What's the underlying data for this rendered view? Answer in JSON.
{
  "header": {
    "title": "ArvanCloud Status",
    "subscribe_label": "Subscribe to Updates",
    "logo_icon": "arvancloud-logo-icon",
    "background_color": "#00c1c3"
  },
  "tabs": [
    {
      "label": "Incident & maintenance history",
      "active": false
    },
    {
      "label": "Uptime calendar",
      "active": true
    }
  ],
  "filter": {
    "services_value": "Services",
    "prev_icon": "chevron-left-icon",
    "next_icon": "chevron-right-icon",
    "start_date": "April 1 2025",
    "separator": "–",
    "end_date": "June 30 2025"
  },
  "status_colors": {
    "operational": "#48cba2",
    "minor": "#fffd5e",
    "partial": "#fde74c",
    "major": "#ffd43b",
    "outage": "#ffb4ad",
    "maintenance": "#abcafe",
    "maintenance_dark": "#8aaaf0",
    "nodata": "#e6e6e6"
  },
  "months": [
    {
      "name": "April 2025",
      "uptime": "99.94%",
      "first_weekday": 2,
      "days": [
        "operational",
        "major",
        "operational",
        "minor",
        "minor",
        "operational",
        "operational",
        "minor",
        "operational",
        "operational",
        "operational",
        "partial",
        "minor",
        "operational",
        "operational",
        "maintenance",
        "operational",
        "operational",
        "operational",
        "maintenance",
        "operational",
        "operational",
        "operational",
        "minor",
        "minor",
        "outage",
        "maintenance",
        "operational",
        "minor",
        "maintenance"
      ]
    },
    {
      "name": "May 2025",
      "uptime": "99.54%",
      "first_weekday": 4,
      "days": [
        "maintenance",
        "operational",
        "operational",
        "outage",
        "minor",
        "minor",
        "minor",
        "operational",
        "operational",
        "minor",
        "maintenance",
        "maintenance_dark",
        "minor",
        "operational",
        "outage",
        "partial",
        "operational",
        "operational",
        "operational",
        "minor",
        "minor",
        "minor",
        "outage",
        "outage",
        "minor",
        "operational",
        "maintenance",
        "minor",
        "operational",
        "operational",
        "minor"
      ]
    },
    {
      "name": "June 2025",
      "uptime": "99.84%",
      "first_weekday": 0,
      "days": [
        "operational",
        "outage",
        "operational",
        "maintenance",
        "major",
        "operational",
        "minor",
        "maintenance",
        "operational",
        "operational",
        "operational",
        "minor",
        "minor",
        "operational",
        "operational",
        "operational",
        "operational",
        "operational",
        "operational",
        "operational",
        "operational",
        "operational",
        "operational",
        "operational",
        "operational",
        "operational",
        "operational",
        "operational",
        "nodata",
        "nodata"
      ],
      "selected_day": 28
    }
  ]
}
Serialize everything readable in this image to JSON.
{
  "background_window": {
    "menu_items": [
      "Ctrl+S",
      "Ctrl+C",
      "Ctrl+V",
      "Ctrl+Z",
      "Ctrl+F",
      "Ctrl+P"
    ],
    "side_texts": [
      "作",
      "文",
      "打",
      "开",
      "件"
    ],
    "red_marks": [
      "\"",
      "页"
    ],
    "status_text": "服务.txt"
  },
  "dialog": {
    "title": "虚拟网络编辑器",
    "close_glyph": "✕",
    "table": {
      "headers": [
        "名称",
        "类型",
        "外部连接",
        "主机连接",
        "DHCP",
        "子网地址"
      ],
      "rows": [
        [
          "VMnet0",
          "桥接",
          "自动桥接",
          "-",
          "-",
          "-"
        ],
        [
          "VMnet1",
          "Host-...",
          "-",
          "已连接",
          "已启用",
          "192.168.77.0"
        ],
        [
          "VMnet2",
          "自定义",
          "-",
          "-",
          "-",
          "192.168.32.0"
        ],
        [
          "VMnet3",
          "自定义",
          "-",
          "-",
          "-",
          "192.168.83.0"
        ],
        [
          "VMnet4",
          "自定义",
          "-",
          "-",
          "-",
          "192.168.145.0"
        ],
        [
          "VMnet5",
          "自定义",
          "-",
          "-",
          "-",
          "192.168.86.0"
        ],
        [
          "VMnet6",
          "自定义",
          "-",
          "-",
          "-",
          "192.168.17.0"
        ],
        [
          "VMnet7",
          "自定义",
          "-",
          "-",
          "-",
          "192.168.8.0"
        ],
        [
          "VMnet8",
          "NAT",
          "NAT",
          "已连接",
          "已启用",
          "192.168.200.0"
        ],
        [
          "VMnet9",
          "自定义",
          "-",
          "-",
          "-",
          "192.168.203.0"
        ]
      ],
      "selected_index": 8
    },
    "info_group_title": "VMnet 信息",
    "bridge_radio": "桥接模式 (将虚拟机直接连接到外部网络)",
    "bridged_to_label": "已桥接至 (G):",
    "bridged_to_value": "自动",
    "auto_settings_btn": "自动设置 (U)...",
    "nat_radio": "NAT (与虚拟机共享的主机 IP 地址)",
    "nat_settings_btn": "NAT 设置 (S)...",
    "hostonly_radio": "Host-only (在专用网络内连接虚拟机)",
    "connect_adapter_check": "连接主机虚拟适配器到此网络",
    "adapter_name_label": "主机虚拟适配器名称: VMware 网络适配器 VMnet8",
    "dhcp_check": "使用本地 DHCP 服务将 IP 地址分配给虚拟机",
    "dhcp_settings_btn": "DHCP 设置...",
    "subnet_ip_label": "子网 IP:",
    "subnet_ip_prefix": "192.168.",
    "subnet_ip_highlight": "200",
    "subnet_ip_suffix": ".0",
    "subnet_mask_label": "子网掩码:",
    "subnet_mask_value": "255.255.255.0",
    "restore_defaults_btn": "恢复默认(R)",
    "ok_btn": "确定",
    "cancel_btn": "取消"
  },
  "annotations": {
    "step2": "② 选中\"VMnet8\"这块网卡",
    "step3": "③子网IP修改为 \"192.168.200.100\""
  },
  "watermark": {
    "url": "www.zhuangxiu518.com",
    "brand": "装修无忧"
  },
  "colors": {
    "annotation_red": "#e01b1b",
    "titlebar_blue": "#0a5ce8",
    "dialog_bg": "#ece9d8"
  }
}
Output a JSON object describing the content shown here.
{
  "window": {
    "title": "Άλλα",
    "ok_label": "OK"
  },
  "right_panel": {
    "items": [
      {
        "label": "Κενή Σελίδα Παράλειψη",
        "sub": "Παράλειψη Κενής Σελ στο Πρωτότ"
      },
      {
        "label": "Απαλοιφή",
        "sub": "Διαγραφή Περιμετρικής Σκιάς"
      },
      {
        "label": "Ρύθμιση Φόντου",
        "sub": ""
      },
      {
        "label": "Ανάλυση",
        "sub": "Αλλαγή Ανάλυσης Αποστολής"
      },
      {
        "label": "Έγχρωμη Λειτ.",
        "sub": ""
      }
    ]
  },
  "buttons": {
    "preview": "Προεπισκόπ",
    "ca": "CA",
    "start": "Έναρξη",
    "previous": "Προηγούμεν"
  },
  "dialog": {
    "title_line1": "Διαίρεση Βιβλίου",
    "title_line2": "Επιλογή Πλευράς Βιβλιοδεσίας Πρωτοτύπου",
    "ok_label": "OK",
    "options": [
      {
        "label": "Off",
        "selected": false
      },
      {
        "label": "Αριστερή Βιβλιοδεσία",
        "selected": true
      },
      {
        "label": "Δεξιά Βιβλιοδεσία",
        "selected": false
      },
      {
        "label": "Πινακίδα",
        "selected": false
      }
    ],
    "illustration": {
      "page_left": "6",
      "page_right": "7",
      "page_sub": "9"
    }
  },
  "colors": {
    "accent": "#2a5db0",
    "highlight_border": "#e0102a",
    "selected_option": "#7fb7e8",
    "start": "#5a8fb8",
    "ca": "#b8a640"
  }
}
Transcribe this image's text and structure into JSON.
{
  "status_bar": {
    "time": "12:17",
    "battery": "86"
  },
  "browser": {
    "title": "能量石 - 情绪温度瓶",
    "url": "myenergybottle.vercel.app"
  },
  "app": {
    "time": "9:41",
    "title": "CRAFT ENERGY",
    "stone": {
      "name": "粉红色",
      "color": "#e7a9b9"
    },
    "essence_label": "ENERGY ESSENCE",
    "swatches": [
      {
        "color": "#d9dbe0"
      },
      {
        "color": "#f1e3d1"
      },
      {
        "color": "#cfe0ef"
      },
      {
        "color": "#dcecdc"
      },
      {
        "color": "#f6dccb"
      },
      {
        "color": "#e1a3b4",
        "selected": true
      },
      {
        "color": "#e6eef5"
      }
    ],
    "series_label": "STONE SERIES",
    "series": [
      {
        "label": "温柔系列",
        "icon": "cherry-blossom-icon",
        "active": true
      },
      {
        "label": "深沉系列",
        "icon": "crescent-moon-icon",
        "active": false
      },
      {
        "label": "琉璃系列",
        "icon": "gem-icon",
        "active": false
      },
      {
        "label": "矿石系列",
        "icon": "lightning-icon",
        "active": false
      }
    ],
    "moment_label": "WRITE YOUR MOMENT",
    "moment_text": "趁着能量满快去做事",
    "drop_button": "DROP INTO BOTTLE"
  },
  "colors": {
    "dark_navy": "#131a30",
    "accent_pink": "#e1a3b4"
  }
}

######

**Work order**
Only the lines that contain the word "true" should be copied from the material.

**Solution below**
      "active": true
        "selected": true
        "selected": true
        "active": true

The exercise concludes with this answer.